By Guest Contributor Lisa Wade, PhD; originally published at Sociological Images Here is something quite simple,…
Category: white supremacy
By Guest Contributor Scot Nakagawa; originally published at ChangeLab
I’ve often pondered the question, why are white people so touchy about being called out for racism?
I know some of you will say that racism is much more than the hurtful prejudice of a marginal few. Agreed. Racism is also inherited structural and political inequity by race resulting in persistent poverty, health disparities, and deficits of opportunity in communities of color. And as with all kinds of oppression, racism is ultimately kept in place by violence and the threat of violence (think in terms of lynchings, cross-burnings, KKK raids, etc. throughout our history). Simple prejudice seems pretty minor by comparison.
However, the powerful effect of white people’s touchiness on this subject should not to be underestimated. In fact, I think it goes hand in hand with the threat of violence in perpetuating racism.
For instance, racial inequality nowadays relies more heavily on the intimidation and violence of the war on drugs and immigration enforcement than on the terrorism of vigilante groups. But, racist immigration and drug enforcement policies are founded on the widespread popularity of racial stereotypes that falsely criminalize black men as the source of the illegal drug problem in the U.S., and immigrants of color as drains on our economy.
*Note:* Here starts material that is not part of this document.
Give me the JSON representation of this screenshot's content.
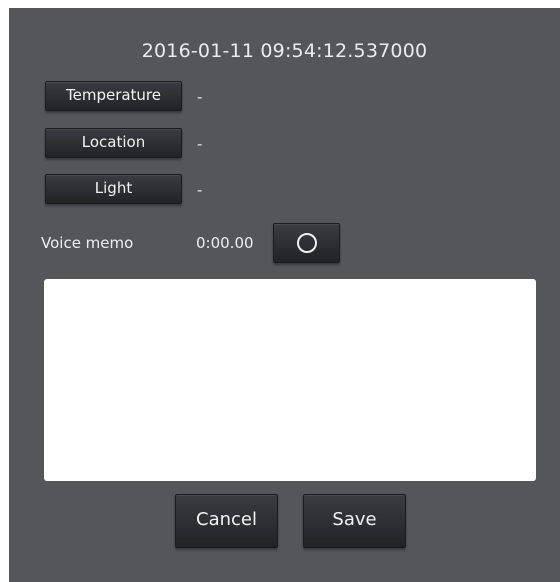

In other words, ordinary prejudice is as much a part of the oppressive equation for communities of color as violence and intimidation, and the fact that these ordinary forms of prejudice are expressed through major public institutions is possible because we deny that these stereotypes are grounded in prejudice at all.
We need to marginalize ordinary racist stereotypes and behavior, and this starts with calling racism out, even when those guilty of it get touchy because they are unable to recognize their acts as racist.
But, why so touchy?
At the risk of sparking a sh*t storm, here are a couple of proposals.
By Arturo R. García
Maybe the most hard-hitting moment of CNN’s special The N-Word didn’t strictly involve it at all.
Read the Post LeVar Burton Gives CNN’s N-Word An Actual Story
So, for those of you not paying attention to the implosion of Southern cooking doyenne…
By Guest Contributor Nicole Guidotti-Hernandez; originally published at Feminist Wire To be in proximity to…
By Joseph Lamour
Paula Deen is in deep. Her southern charm
is was infectious and her recipes are used to be filled with butter, so what’s not to love? Apparently, not a lot. From Radar Online:
[W]hen asked if she wanted black men to play the role of slaves at a wedding she explained she got the idea from a restaurant her husband and her had dined at saying, “The whole entire waiter staff was middle-aged black men, and they had on beautiful white jackets with a black bow tie.
“I mean, it was really impressive. That restaurant represented a certain era in America…after the Civil War, during the Civil War, before the Civil War…It was not only black men, it was black women…I would say they were slaves.”
Paula. Seriously. Obviously, this didn’t take too well online (or anywhere), and some hilarity bloomed out of all of this mess. From Salon:
In case you didn’t know, Paula Deen is a racist. In
the 1950s2013, when America is still plagued by Confederate flag-bandying, accidental racists and segregating prom-goers, Twitter user Pope Jeffuhz I and TheRoot.com editor and humorist Tracy Clayton, aka BrokeyMcPoverty, responded by laughing at Deen’s reported racism. They started a hashtag riffing off of Deen’s TV show, “Paula’s Best Dishes”.
Salon has their own list, including the tweet above, but this hashtag is just so doggone funny I had to compile a list of my own, because its always a good thing to highlight a glorious time where the internet rises up again (confederate reference intended.) The tweet’s are under the cut, because — racist irony & slurs. This article, thus, comes with a TRIGGER WARNING. To start us off, here’s my extremely PG entry (in comparison):
40 Acres and a Moscow Mule #PaulasBestDishes
— Joseph Lamour (@RococoCocoa) June 19, 2013